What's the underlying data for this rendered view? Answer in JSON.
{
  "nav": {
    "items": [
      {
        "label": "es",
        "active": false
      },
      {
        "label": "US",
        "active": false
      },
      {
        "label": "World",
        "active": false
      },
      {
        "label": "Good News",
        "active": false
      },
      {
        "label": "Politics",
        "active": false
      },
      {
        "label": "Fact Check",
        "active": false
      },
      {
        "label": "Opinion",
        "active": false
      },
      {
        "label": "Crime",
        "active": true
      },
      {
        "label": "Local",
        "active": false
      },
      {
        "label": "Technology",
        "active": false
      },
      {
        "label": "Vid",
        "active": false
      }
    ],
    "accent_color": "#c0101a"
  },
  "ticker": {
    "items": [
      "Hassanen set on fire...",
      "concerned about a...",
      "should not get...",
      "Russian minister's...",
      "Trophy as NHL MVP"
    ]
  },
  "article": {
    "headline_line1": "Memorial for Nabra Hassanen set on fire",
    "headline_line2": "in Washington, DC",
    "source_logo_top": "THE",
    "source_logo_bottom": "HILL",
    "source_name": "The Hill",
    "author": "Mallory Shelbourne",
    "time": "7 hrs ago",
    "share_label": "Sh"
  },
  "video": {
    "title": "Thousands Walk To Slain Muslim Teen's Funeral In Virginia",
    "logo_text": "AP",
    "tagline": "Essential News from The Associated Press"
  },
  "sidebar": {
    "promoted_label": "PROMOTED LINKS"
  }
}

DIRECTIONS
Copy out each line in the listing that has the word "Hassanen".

TASK OUTPUT
      "Hassanen set on fire...",
    "headline_line1": "Memorial for Nabra Hassanen set on fire",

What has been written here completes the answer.